___ Material for the task ___

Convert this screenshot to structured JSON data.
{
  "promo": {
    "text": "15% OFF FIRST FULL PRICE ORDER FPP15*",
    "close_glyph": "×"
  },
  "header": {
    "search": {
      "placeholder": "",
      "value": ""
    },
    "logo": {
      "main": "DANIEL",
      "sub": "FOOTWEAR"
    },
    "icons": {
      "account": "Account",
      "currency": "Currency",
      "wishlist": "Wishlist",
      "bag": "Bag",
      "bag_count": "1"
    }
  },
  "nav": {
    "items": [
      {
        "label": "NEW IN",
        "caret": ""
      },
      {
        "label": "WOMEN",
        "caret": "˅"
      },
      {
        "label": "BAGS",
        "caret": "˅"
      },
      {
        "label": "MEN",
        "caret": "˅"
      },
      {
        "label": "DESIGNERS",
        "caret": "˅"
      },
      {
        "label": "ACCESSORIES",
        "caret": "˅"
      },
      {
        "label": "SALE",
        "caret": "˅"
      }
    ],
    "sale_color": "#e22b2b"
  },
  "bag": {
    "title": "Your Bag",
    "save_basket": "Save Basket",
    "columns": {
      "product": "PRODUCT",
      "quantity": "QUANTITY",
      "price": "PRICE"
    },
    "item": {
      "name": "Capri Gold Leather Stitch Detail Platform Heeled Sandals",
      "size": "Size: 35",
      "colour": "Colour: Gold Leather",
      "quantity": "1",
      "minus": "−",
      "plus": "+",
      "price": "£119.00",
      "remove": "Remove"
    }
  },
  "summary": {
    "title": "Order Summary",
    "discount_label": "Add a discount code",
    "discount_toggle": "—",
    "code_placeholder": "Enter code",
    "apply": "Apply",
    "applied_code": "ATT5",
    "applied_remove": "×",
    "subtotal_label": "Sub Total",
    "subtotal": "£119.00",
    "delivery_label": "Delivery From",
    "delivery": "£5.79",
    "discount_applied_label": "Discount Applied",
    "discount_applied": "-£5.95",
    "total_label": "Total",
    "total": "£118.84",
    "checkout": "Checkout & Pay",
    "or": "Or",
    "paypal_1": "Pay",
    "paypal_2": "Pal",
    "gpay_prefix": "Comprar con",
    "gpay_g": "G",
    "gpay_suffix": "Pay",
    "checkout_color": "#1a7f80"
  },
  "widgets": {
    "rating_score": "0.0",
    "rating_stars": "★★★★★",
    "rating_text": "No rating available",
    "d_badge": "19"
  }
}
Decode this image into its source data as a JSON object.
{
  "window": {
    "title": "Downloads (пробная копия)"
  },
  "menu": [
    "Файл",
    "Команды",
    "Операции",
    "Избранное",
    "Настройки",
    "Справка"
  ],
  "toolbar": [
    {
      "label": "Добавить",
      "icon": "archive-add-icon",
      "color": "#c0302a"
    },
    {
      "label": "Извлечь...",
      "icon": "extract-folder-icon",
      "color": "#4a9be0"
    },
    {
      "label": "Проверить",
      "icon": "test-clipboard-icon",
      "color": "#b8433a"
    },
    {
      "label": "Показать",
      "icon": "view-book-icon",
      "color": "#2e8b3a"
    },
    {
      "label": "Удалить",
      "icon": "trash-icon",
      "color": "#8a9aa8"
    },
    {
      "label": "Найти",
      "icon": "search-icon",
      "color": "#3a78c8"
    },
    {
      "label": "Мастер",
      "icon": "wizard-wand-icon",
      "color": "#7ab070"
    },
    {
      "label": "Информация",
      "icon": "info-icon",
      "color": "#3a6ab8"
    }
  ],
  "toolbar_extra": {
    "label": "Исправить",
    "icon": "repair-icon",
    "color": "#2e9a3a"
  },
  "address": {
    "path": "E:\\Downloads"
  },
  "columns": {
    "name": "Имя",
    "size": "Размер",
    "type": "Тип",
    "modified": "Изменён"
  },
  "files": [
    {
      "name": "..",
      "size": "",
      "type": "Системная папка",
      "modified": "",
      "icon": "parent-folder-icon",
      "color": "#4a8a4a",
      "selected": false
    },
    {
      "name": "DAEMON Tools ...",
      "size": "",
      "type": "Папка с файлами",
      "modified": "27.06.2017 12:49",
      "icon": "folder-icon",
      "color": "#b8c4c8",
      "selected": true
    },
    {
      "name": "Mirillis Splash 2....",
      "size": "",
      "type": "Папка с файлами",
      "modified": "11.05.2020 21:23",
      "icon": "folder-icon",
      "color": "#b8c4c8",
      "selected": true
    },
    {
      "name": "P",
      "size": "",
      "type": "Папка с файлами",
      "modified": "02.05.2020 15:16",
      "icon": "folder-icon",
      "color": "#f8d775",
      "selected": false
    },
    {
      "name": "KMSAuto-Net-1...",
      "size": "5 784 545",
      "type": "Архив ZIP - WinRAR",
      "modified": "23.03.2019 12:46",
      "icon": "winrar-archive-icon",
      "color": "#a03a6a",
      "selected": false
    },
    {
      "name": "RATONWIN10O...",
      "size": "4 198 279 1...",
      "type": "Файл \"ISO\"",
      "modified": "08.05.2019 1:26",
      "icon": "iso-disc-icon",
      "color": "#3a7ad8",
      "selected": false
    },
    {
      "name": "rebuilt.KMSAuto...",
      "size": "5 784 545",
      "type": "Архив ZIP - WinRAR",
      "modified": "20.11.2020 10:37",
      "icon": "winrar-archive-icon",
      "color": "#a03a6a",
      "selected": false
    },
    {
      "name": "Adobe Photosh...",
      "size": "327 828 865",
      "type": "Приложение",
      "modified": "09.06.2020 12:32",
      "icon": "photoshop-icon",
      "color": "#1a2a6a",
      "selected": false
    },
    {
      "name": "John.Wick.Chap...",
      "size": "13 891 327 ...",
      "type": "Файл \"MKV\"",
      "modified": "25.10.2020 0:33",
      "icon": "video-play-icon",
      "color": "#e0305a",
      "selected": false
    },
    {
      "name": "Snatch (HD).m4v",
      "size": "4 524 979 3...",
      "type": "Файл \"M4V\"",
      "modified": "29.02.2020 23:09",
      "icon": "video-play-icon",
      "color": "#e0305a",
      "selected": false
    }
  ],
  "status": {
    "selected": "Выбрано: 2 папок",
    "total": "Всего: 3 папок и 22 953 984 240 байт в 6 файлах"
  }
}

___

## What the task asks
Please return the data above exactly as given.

## Response to this task
Convert this screenshot to structured JSON data.
{
  "promo": {
    "text": "15% OFF FIRST FULL PRICE ORDER FPP15*",
    "close_glyph": "×"
  },
  "header": {
    "search": {
      "placeholder": "",
      "value": ""
    },
    "logo": {
      "main": "DANIEL",
      "sub": "FOOTWEAR"
    },
    "icons": {
      "account": "Account",
      "currency": "Currency",
      "wishlist": "Wishlist",
      "bag": "Bag",
      "bag_count": "1"
    }
  },
  "nav": {
    "items": [
      {
        "label": "NEW IN",
        "caret": ""
      },
      {
        "label": "WOMEN",
        "caret": "˅"
      },
      {
        "label": "BAGS",
        "caret": "˅"
      },
      {
        "label": "MEN",
        "caret": "˅"
      },
      {
        "label": "DESIGNERS",
        "caret": "˅"
      },
      {
        "label": "ACCESSORIES",
        "caret": "˅"
      },
      {
        "label": "SALE",
        "caret": "˅"
      }
    ],
    "sale_color": "#e22b2b"
  },
  "bag": {
    "title": "Your Bag",
    "save_basket": "Save Basket",
    "columns": {
      "product": "PRODUCT",
      "quantity": "QUANTITY",
      "price": "PRICE"
    },
    "item": {
      "name": "Capri Gold Leather Stitch Detail Platform Heeled Sandals",
      "size": "Size: 35",
      "colour": "Colour: Gold Leather",
      "quantity": "1",
      "minus": "−",
      "plus": "+",
      "price": "£119.00",
      "remove": "Remove"
    }
  },
  "summary": {
    "title": "Order Summary",
    "discount_label": "Add a discount code",
    "discount_toggle": "—",
    "code_placeholder": "Enter code",
    "apply": "Apply",
    "applied_code": "ATT5",
    "applied_remove": "×",
    "subtotal_label": "Sub Total",
    "subtotal": "£119.00",
    "delivery_label": "Delivery From",
    "delivery": "£5.79",
    "discount_applied_label": "Discount Applied",
    "discount_applied": "-£5.95",
    "total_label": "Total",
    "total": "£118.84",
    "checkout": "Checkout & Pay",
    "or": "Or",
    "paypal_1": "Pay",
    "paypal_2": "Pal",
    "gpay_prefix": "Comprar con",
    "gpay_g": "G",
    "gpay_suffix": "Pay",
    "checkout_color": "#1a7f80"
  },
  "widgets": {
    "rating_score": "0.0",
    "rating_stars": "★★★★★",
    "rating_text": "No rating available",
    "d_badge": "19"
  }
}
Decode this image into its source data as a JSON object.
{
  "window": {
    "title": "Downloads (пробная копия)"
  },
  "menu": [
    "Файл",
    "Команды",
    "Операции",
    "Избранное",
    "Настройки",
    "Справка"
  ],
  "toolbar": [
    {
      "label": "Добавить",
      "icon": "archive-add-icon",
      "color": "#c0302a"
    },
    {
      "label": "Извлечь...",
      "icon": "extract-folder-icon",
      "color": "#4a9be0"
    },
    {
      "label": "Проверить",
      "icon": "test-clipboard-icon",
      "color": "#b8433a"
    },
    {
      "label": "Показать",
      "icon": "view-book-icon",
      "color": "#2e8b3a"
    },
    {
      "label": "Удалить",
      "icon": "trash-icon",
      "color": "#8a9aa8"
    },
    {
      "label": "Найти",
      "icon": "search-icon",
      "color": "#3a78c8"
    },
    {
      "label": "Мастер",
      "icon": "wizard-wand-icon",
      "color": "#7ab070"
    },
    {
      "label": "Информация",
      "icon": "info-icon",
      "color": "#3a6ab8"
    }
  ],
  "toolbar_extra": {
    "label": "Исправить",
    "icon": "repair-icon",
    "color": "#2e9a3a"
  },
  "address": {
    "path": "E:\\Downloads"
  },
  "columns": {
    "name": "Имя",
    "size": "Размер",
    "type": "Тип",
    "modified": "Изменён"
  },
  "files": [
    {
      "name": "..",
      "size": "",
      "type": "Системная папка",
      "modified": "",
      "icon": "parent-folder-icon",
      "color": "#4a8a4a",
      "selected": false
    },
    {
      "name": "DAEMON Tools ...",
      "size": "",
      "type": "Папка с файлами",
      "modified": "27.06.2017 12:49",
      "icon": "folder-icon",
      "color": "#b8c4c8",
      "selected": true
    },
    {
      "name": "Mirillis Splash 2....",
      "size": "",
      "type": "Папка с файлами",
      "modified": "11.05.2020 21:23",
      "icon": "folder-icon",
      "color": "#b8c4c8",
      "selected": true
    },
    {
      "name": "P",
      "size": "",
      "type": "Папка с файлами",
      "modified": "02.05.2020 15:16",
      "icon": "folder-icon",
      "color": "#f8d775",
      "selected": false
    },
    {
      "name": "KMSAuto-Net-1...",
      "size": "5 784 545",
      "type": "Архив ZIP - WinRAR",
      "modified": "23.03.2019 12:46",
      "icon": "winrar-archive-icon",
      "color": "#a03a6a",
      "selected": false
    },
    {
      "name": "RATONWIN10O...",
      "size": "4 198 279 1...",
      "type": "Файл \"ISO\"",
      "modified": "08.05.2019 1:26",
      "icon": "iso-disc-icon",
      "color": "#3a7ad8",
      "selected": false
    },
    {
      "name": "rebuilt.KMSAuto...",
      "size": "5 784 545",
      "type": "Архив ZIP - WinRAR",
      "modified": "20.11.2020 10:37",
      "icon": "winrar-archive-icon",
      "color": "#a03a6a",
      "selected": false
    },
    {
      "name": "Adobe Photosh...",
      "size": "327 828 865",
      "type": "Приложение",
      "modified": "09.06.2020 12:32",
      "icon": "photoshop-icon",
      "color": "#1a2a6a",
      "selected": false
    },
    {
      "name": "John.Wick.Chap...",
      "size": "13 891 327 ...",
      "type": "Файл \"MKV\"",
      "modified": "25.10.2020 0:33",
      "icon": "video-play-icon",
      "color": "#e0305a",
      "selected": false
    },
    {
      "name": "Snatch (HD).m4v",
      "size": "4 524 979 3...",
      "type": "Файл \"M4V\"",
      "modified": "29.02.2020 23:09",
      "icon": "video-play-icon",
      "color": "#e0305a",
      "selected": false
    }
  ],
  "status": {
    "selected": "Выбрано: 2 папок",
    "total": "Всего: 3 папок и 22 953 984 240 байт в 6 файлах"
  }
}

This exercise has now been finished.